In the middle of the fertile Willamette Valley in western Oregon, farmer Bob Wilt walks the rows of his 75-acre organic blueberry farm critically plucking ripe fruit for analysis. What he’s looking for is not sweetness or pest resistance (though these factors are certainly involved), but the fruit’s nutrient density. Thus far, his berries measure up. Test.
Among organic methods of pest control, rock dust is one of the safest for people, soil, and plants.
After the success of last year's course, Dan Kittredge will be presenting another series of workshops for the 2010-2011 growing season. The goal is to engage and build on what you already know and are doing.
Organic Connections magazine has published a story on blueberry grower Bob Wilt who found that the more efficiently he was able to get minerals into his berries, the higher the brix measurement went. Hence, he concentrated on doing that and still does to this day. And as the brix has gone up, so has the flavor.
Beginning in the 1950s, America’s farmers were told to get big, or get out. It wasn’t just a slogan, it was USDA policy, a mantra recited by several secretaries of agriculture. That mindset, combined with a post-WWII explosion in chemical fertilizer use, made our farms larger and more productive than ever — but at a high price, with many small farmers vanishing and the introduction of new kinds of environmental challenges.
Is it possible to grow food with exquisite flavor, beautiful shine, extraordinary nutrition, and extended shelf-life? According to growers who have done it, not only can farm-sized growing operations do it, but with the right tools and knowledge, people can do it in their own backyards. Practitioners of this kind of growing say their goal is to maximize crop nutrient density - the amount of nutrition per volume of crop - and that this can be done in a manner entirely consistent with certified organic growing practices.

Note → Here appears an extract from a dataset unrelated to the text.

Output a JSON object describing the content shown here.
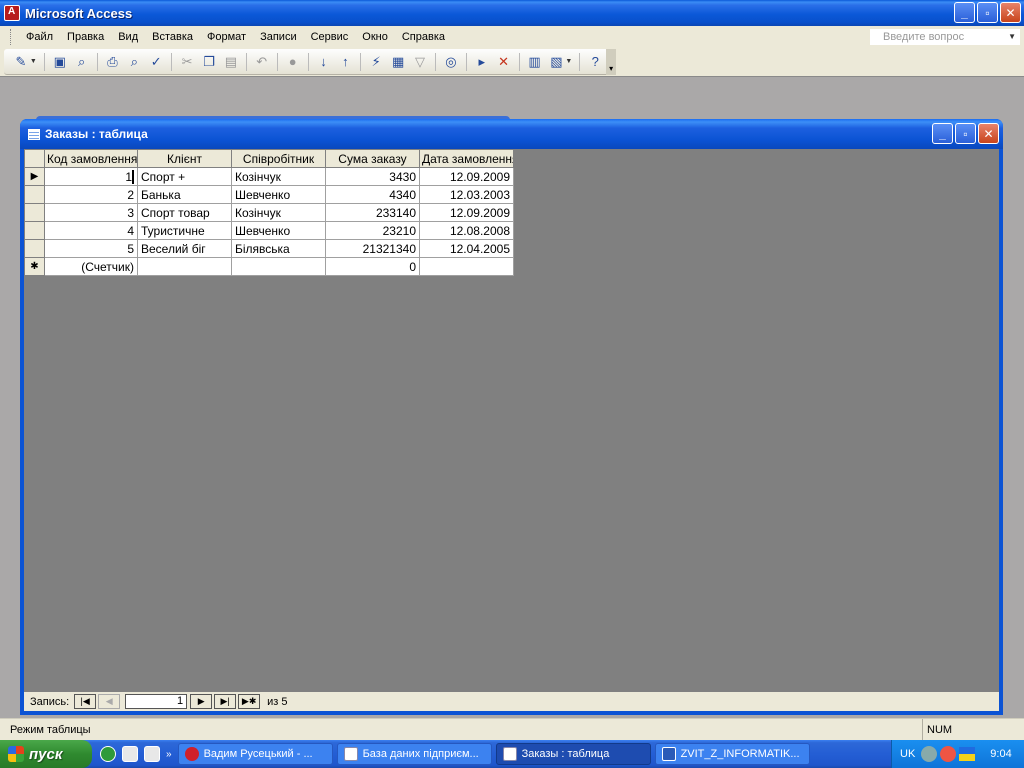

Barre, MA – When more than 100 farmers converge this February in Barre for a 3 day seminar, they'll be focusing on a topic of serious concern to a growing number of consumers: the nutrition and taste of our food. The Northeast Organic Farming Association, Massachusetts Chapter has arranged for the worldwide farmer consultant, Dr. Arden Andersen, to give this intensive seminar to farmers on how they can increase the nutrient density, taste, and yield of their crops.
On December 3rd and 4th of 2008 at ACORE in Washington DC, Real Food Campaign Director Dan Kittredge spoke at the Phase II of Renewable Energy in America Conference with Joel Salatin, a well-known player in the eco/sustainable farming movement, on the subject of food and fee.
Organic Connections, a wonderful magazine put out by Natural Vitality, has recently won a design award. The magazine often carries articles on RTE and soil remineralization. The recent July-August issue featured an article with Dr. Arden Andersen titled How We Can Restore Nutritional Content to Our Food. The coming September-October issue will feature RTE Director Dan Kittredge and the Real Food Campaign. For a free subscription, go to Organic Connections.
Much of RTE's sponsorship for 2007-2008 has come through a percentage of profits paid by Natural Vitality through their Natural Revitalization program. To see a video and story about this program, click here.
My husband John and I couldn't be happier with our brand-new garden this year! It's not very big, but it supplies all the produce that we can possibly use. The vegetables are amazing and we give away basketfuls each week.